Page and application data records
▬▬▬
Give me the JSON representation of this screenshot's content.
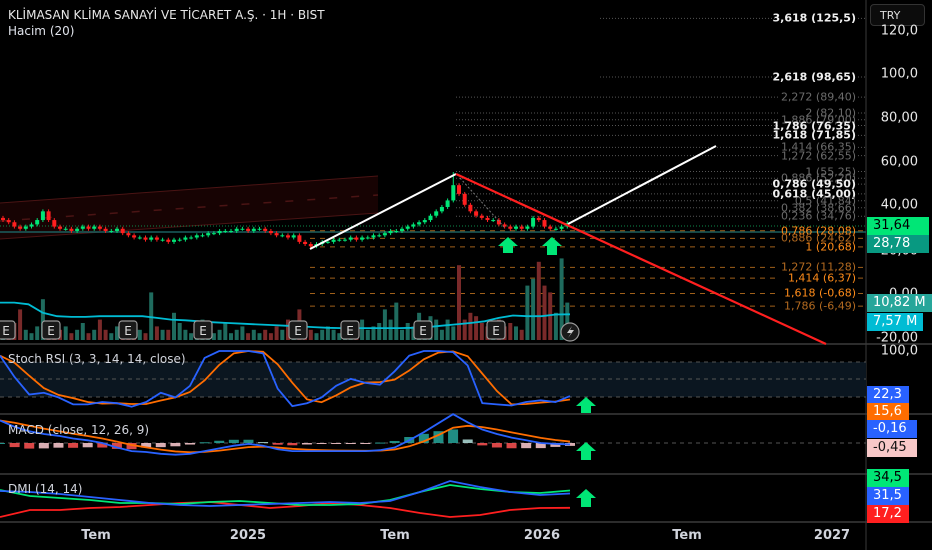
{
  "header": {
    "title": "KLİMASAN KLİMA SANAYİ VE TİCARET A.Ş. · 1H · BIST",
    "volume_indicator": "Hacim (20)"
  },
  "currency_button": "TRY",
  "price_axis": [
    "120,0",
    "100,0",
    "80,00",
    "60,00",
    "40,00",
    "20,00",
    "0,00",
    "-20,00"
  ],
  "price_badges": {
    "last": "31,64",
    "prev": "28,78",
    "volume": "10,82 M",
    "volume_ma": "7,57 M"
  },
  "fib_levels": [
    {
      "label": "3,618 (125,5)",
      "price": 125.5,
      "style": "bright"
    },
    {
      "label": "2,618 (98,65)",
      "price": 98.65,
      "style": "bright"
    },
    {
      "label": "2,272 (89,40)",
      "price": 89.4,
      "style": "dim"
    },
    {
      "label": "2 (82,10)",
      "price": 82.1,
      "style": "dim"
    },
    {
      "label": "1,886 (79,00)",
      "price": 79.0,
      "style": "dim"
    },
    {
      "label": "1,786 (76,35)",
      "price": 76.35,
      "style": "bright"
    },
    {
      "label": "1,618 (71,85)",
      "price": 71.85,
      "style": "bright"
    },
    {
      "label": "1,414 (66,35)",
      "price": 66.35,
      "style": "dim"
    },
    {
      "label": "1,272 (62,55)",
      "price": 62.55,
      "style": "dim"
    },
    {
      "label": "1 (55,25)",
      "price": 55.25,
      "style": "dim"
    },
    {
      "label": "0,886 (52,20)",
      "price": 52.2,
      "style": "dim"
    },
    {
      "label": "0,786 (49,50)",
      "price": 49.5,
      "style": "bright"
    },
    {
      "label": "0,618 (45,00)",
      "price": 45.0,
      "style": "bright"
    },
    {
      "label": "0,5 (41,84)",
      "price": 41.84,
      "style": "dim"
    },
    {
      "label": "0,382 (38,66)",
      "price": 38.66,
      "style": "dim"
    },
    {
      "label": "0,236 (34,76)",
      "price": 34.76,
      "style": "dim"
    },
    {
      "label": "0,786 (28,08)",
      "price": 28.08,
      "style": "orange"
    },
    {
      "label": "0,886 (24,62)",
      "price": 24.62,
      "style": "orange-dim"
    },
    {
      "label": "1 (20,68)",
      "price": 20.68,
      "style": "orange"
    },
    {
      "label": "1,272 (11,28)",
      "price": 11.28,
      "style": "orange-dim"
    },
    {
      "label": "1,414 (6,37)",
      "price": 6.37,
      "style": "orange"
    },
    {
      "label": "1,618 (-0,68)",
      "price": -0.68,
      "style": "orange"
    },
    {
      "label": "1,786 (-6,49)",
      "price": -6.49,
      "style": "orange-dim"
    }
  ],
  "indicators": {
    "stoch": {
      "label": "Stoch RSI (3, 3, 14, 14, close)",
      "axis_top": "100,0",
      "k_value": "22,3",
      "d_value": "15,6"
    },
    "macd": {
      "label": "MACD (close, 12, 26, 9)",
      "macd_value": "-0,16",
      "signal_value": "-0,45"
    },
    "dmi": {
      "label": "DMI (14, 14)",
      "plus_value": "34,5",
      "adx_value": "31,5",
      "minus_value": "17,2"
    }
  },
  "time_axis": [
    "Tem",
    "2025",
    "Tem",
    "2026",
    "Tem",
    "2027"
  ],
  "earnings_marker": "E",
  "colors": {
    "up": "#00e676",
    "down": "#ff1f1f",
    "vol_up": "#1f6b5e",
    "vol_down": "#7a2a2a",
    "vol_ma": "#00bcd4",
    "stoch_k": "#2962ff",
    "stoch_d": "#ff6d00",
    "dmi_plus": "#00e676",
    "dmi_minus": "#ff1f1f",
    "adx": "#2962ff"
  },
  "chart_data": {
    "type": "candlestick",
    "closes": [
      33,
      32,
      30,
      29,
      30,
      31,
      33,
      37,
      33,
      30,
      29,
      29,
      28,
      29,
      30,
      29,
      30,
      29,
      28,
      28,
      29,
      27,
      26,
      25,
      25,
      24,
      25,
      24,
      24,
      23,
      24,
      24,
      25,
      25,
      26,
      26,
      27,
      27,
      28,
      28,
      28,
      29,
      29,
      28,
      29,
      29,
      28,
      27,
      26,
      26,
      25,
      26,
      23,
      22,
      21,
      22,
      23,
      23,
      24,
      24,
      24,
      25,
      24,
      25,
      25,
      26,
      26,
      27,
      28,
      28,
      29,
      30,
      31,
      32,
      33,
      35,
      37,
      39,
      42,
      49,
      45,
      40,
      37,
      35,
      34,
      33,
      33,
      31,
      30,
      29,
      30,
      29,
      30,
      34,
      33,
      30,
      29,
      29,
      30,
      31.64
    ],
    "volumes_m": [
      4,
      3,
      5,
      9,
      3,
      2,
      4,
      12,
      3,
      2,
      3,
      4,
      2,
      3,
      5,
      2,
      3,
      6,
      3,
      2,
      4,
      3,
      2,
      5,
      3,
      2,
      14,
      4,
      3,
      3,
      8,
      5,
      3,
      2,
      4,
      6,
      3,
      2,
      3,
      5,
      2,
      3,
      4,
      2,
      3,
      2,
      3,
      2,
      4,
      3,
      6,
      4,
      9,
      5,
      3,
      2,
      3,
      4,
      3,
      2,
      4,
      3,
      2,
      6,
      3,
      4,
      5,
      9,
      6,
      11,
      3,
      5,
      4,
      8,
      4,
      7,
      6,
      3,
      6,
      4,
      22,
      6,
      8,
      7,
      5,
      4,
      3,
      6,
      4,
      5,
      4,
      3,
      16,
      18,
      23,
      16,
      14,
      8,
      24,
      11
    ],
    "volume_ma_m": [
      11,
      11,
      10.5,
      8,
      7,
      6.8,
      6.8,
      7,
      7,
      7,
      7,
      6.5,
      6,
      5.8,
      5.5,
      5.2,
      5,
      4.8,
      4.6,
      4.4,
      4.2,
      4,
      3.8,
      3.6,
      3.5,
      3.5,
      3.5,
      3.5,
      3.5,
      3.6,
      3.8,
      4.2,
      4.6,
      5,
      5.5,
      6.5,
      7.2,
      7,
      7,
      7.5,
      7.57
    ],
    "stoch_k": [
      92,
      55,
      25,
      28,
      20,
      8,
      8,
      12,
      10,
      4,
      12,
      28,
      20,
      40,
      88,
      100,
      100,
      100,
      96,
      35,
      5,
      10,
      20,
      40,
      52,
      45,
      42,
      65,
      92,
      100,
      100,
      98,
      75,
      10,
      8,
      6,
      12,
      15,
      12,
      22.3
    ],
    "macd": [
      2.5,
      1.8,
      1.3,
      1.0,
      0.8,
      0.5,
      0.3,
      0,
      -0.5,
      -0.9,
      -1.0,
      -1.2,
      -1.3,
      -1.2,
      -0.9,
      -0.6,
      -0.3,
      -0.1,
      -0.3,
      -0.7,
      -0.9,
      -0.9,
      -0.9,
      -0.9,
      -0.9,
      -0.9,
      -0.8,
      -0.5,
      0.3,
      1.2,
      2.2,
      3.2,
      2.3,
      1.5,
      1.0,
      0.6,
      0.3,
      0.0,
      -0.1,
      -0.16
    ],
    "dmi_adx": [
      34,
      33,
      31,
      28,
      25,
      22,
      20,
      19,
      20,
      21,
      22,
      23,
      22,
      24,
      33,
      44,
      38,
      33,
      30,
      31.5
    ],
    "dmi_plus": [
      35,
      29,
      27,
      25,
      22,
      22,
      21,
      23,
      24,
      22,
      20,
      20,
      21,
      25,
      33,
      40,
      36,
      33,
      32,
      34.5
    ],
    "dmi_minus": [
      8,
      15,
      15,
      17,
      18,
      20,
      22,
      23,
      20,
      17,
      19,
      22,
      20,
      17,
      12,
      8,
      10,
      15,
      17,
      17.2
    ]
  }
}
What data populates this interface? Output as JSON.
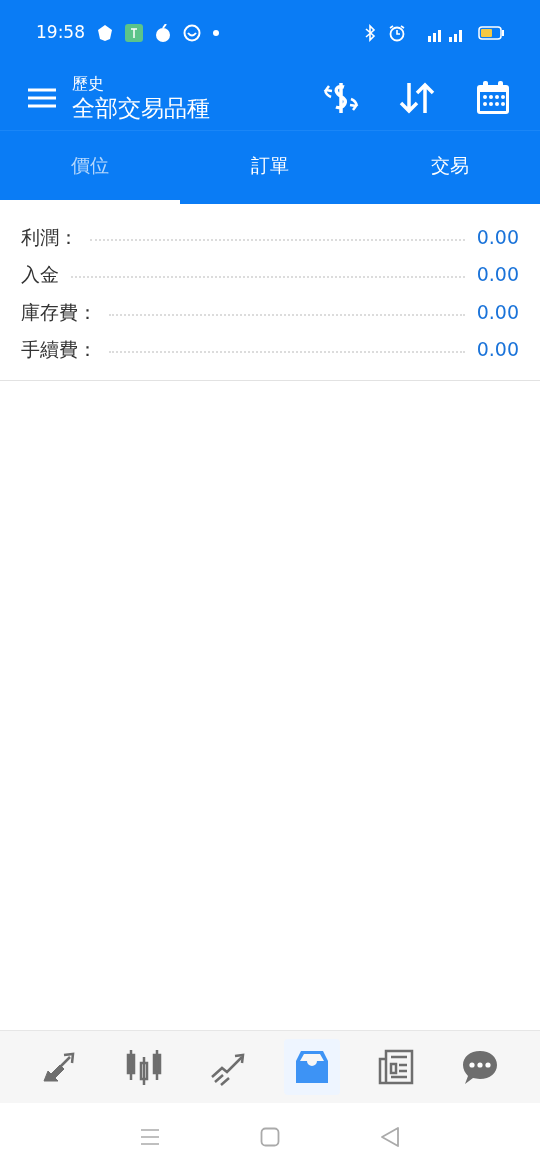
{
  "status_bar": {
    "time": "19:58"
  },
  "header": {
    "subtitle": "歷史",
    "title": "全部交易品種"
  },
  "tabs": [
    {
      "label": "價位",
      "selected": true
    },
    {
      "label": "訂單",
      "selected": false
    },
    {
      "label": "交易",
      "selected": false
    }
  ],
  "summary": [
    {
      "label": "利潤：",
      "value": "0.00"
    },
    {
      "label": "入金",
      "value": "0.00"
    },
    {
      "label": "庫存費：",
      "value": "0.00"
    },
    {
      "label": "手續費：",
      "value": "0.00"
    }
  ],
  "bottom_nav": [
    {
      "kind": "trade",
      "selected": false
    },
    {
      "kind": "chart",
      "selected": false
    },
    {
      "kind": "trend",
      "selected": false
    },
    {
      "kind": "history",
      "selected": true
    },
    {
      "kind": "news",
      "selected": false
    },
    {
      "kind": "chat",
      "selected": false
    }
  ]
}
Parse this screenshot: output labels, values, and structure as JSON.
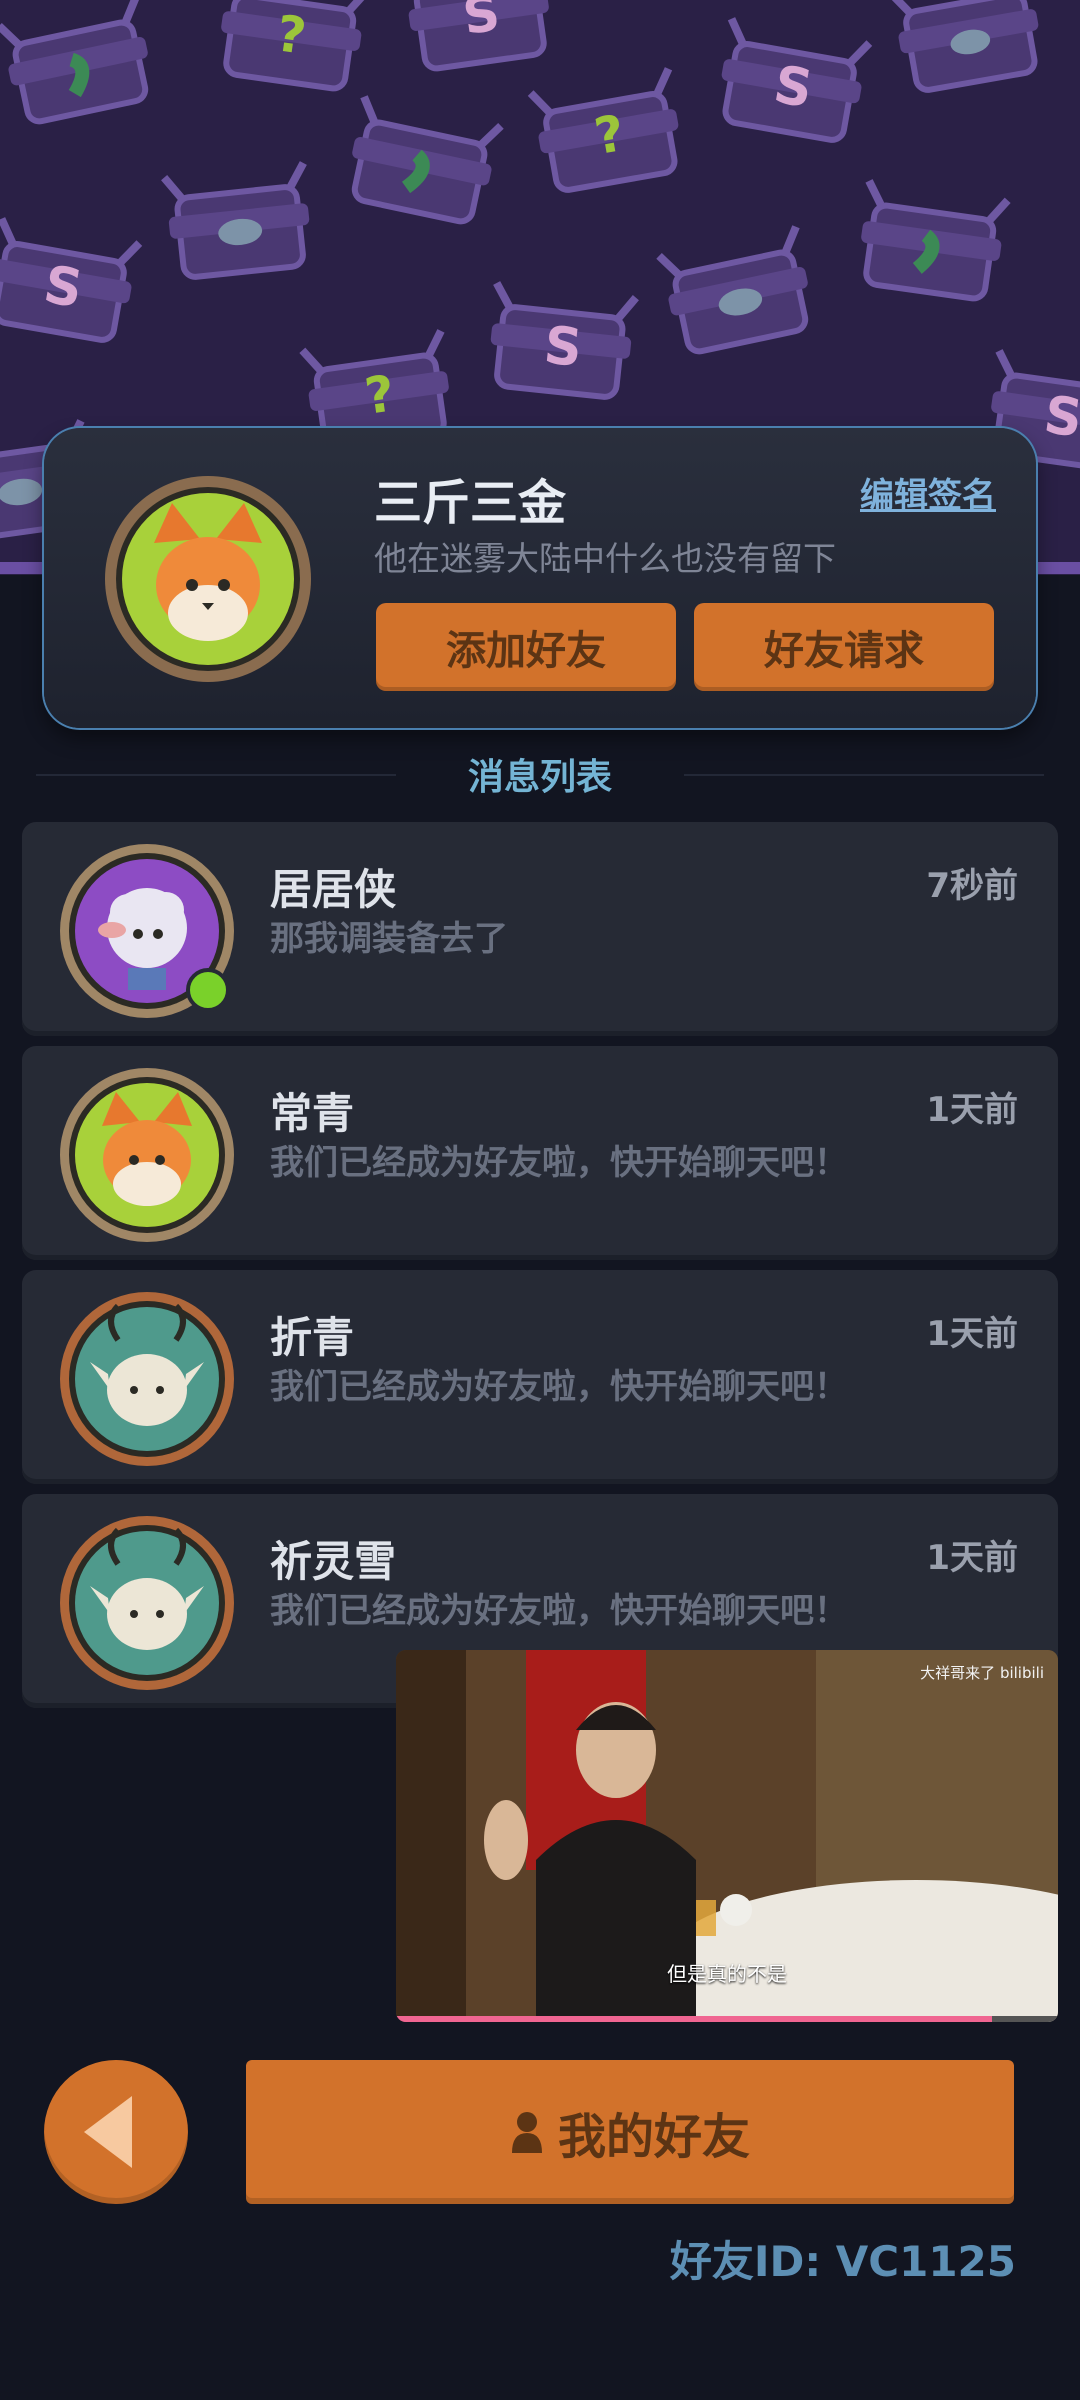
{
  "profile": {
    "name": "三斤三金",
    "signature": "他在迷雾大陆中什么也没有留下",
    "edit_signature": "编辑签名",
    "add_friend": "添加好友",
    "friend_requests": "好友请求"
  },
  "section_title": "消息列表",
  "messages": [
    {
      "name": "居居侠",
      "time": "7秒前",
      "text": "那我调装备去了",
      "avatar": "sheep-avatar",
      "online": true
    },
    {
      "name": "常青",
      "time": "1天前",
      "text": "我们已经成为好友啦，快开始聊天吧！",
      "avatar": "fox-avatar",
      "online": false
    },
    {
      "name": "折青",
      "time": "1天前",
      "text": "我们已经成为好友啦，快开始聊天吧！",
      "avatar": "deer-cat-avatar",
      "online": false
    },
    {
      "name": "祈灵雪",
      "time": "1天前",
      "text": "我们已经成为好友啦，快开始聊天吧！",
      "avatar": "deer-cat-avatar",
      "online": false
    }
  ],
  "video": {
    "watermark": "大祥哥来了 bilibili",
    "subtitle": "但是真的不是",
    "progress": 0.9
  },
  "bottom": {
    "back_icon": "triangle-left-icon",
    "my_friends": "我的好友",
    "friend_id": "好友ID: VC1125"
  },
  "colors": {
    "accent_orange": "#d2722b",
    "background": "#121521",
    "card": "#262a35",
    "link_blue": "#7fb2dc",
    "online_green": "#7ad12a"
  }
}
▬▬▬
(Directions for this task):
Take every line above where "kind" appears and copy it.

(Solved exercise):
      "kind": "trade",
      "kind": "chart",
      "kind": "trend",
      "kind": "history",
      "kind": "news",
      "kind": "chat",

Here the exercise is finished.